MOSCOW (AP) — Thousands of people marched across central Moscow on Saturday to protest the exclusion of some city council candidates from the Russian capital’s local election, but did not result in riot police making mass arrests and giving beatings like at earlier demonstrations.
Opposition-led protests erupted in Moscow this summer after election officials barred more than a dozen opposition and independent candidates from running in the Sept. 8 election for the Moscow city legislature.
Some marchers on Saturday held placards demanding freedom for political prisoners: 14 people arrested in earlier protests face charges that could send them to prison for up to eight years.
The only police seen along the route to Pushkin Square were traffic officers, a contrast to the previous unsanctioned demonstrations where phalanxes of helmeted, truncheon-wielding riot police confronted demonstrators.
At earlier protests, authorities did not allow key opposition figures to get anywhere near the places they were held.

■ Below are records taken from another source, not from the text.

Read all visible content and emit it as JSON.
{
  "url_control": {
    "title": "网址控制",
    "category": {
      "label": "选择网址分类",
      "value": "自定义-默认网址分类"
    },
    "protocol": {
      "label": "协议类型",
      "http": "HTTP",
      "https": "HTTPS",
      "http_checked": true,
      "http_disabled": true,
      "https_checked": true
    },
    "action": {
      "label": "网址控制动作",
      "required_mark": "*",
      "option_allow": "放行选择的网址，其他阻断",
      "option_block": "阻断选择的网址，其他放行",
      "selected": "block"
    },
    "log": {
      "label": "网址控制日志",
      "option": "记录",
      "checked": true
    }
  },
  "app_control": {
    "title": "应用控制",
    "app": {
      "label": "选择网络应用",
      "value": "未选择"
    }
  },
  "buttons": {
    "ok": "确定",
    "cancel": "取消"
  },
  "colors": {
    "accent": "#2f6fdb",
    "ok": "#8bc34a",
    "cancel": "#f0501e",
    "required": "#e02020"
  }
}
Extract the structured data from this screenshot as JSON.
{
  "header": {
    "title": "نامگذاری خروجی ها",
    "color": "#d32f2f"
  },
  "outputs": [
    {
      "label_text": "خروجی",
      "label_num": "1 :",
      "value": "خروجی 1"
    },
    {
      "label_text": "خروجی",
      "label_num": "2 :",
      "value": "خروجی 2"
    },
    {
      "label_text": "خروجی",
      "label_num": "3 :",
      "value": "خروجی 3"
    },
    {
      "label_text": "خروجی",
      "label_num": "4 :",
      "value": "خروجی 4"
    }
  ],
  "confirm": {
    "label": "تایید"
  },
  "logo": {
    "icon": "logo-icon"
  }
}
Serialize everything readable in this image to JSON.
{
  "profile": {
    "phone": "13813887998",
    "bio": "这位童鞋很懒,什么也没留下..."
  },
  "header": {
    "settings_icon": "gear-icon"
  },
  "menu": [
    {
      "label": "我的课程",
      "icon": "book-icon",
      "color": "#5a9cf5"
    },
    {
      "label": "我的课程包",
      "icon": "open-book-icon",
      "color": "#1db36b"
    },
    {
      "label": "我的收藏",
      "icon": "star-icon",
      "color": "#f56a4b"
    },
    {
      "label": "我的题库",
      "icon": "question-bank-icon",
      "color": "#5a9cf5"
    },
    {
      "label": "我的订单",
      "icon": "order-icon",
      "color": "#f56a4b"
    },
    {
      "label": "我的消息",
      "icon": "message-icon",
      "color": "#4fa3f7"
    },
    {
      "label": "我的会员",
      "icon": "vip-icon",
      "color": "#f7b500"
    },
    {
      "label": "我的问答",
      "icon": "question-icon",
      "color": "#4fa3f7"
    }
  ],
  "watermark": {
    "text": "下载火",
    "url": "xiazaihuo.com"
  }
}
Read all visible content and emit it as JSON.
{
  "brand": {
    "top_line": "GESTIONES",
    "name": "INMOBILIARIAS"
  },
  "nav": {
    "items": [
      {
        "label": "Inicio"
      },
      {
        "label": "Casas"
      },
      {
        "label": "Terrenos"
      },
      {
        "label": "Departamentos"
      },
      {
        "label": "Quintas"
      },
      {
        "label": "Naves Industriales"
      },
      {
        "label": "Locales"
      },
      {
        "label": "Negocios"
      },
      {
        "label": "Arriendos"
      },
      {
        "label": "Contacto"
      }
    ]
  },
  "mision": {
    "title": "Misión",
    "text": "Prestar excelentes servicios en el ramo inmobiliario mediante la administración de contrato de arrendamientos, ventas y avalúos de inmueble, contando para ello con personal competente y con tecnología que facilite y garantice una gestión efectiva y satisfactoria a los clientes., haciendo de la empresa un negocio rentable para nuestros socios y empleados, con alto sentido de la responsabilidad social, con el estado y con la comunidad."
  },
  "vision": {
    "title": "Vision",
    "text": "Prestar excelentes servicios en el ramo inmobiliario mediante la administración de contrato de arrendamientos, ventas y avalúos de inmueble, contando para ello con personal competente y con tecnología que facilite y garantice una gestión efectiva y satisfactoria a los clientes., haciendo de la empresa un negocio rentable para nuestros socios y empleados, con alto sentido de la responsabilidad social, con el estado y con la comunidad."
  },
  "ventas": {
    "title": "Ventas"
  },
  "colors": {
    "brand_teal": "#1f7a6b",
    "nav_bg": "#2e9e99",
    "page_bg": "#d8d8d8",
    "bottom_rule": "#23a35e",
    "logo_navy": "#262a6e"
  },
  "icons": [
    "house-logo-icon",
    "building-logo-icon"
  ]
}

Individuals were detained outside their homes and sent them to jail for calling for an unpermitted protest.
This time, the protest leaders attended the gathering unhindered.
Lyubov Sobol, one of the rejected city council candidates, marched along the boulevards with her supporters. The crowd chanted “Thank you” to Sobol, who spearheaded the protests after going on hunger strike. Several people gave her flowers.
“Our demands are right and reasonable. We have significant support. We have the right to be on the ballot,” Sobol said at the event.
The protests that started in mid-July, including a permitted one this month that attracted about 60,000 people, represent the largest show of public dissent in Russia in eight years.
Although the Moscow city council has relatively little power, the candidates’ disqualification tapped into frustration with Russia’s tightly restricted politics.
The police violence at the previous rallies scared off some opposition supporters. Several people told The Associated Press on Saturday they were certain that coming out on the street would mean an evening at a police station.
“I’m scared, but we all have to overcome this. We need to come out and stand up for our right,” said Alexei Burtsev, 20, a film student who said he was a first-time protester.
Several thousand demonstrators reached a central square in the afternoon, and most of them left soon after. A few hundred, however, stayed on and later went to walk around central Moscow.
Jim Heintz and Dmitry Kozlov in Moscow contributed to this story.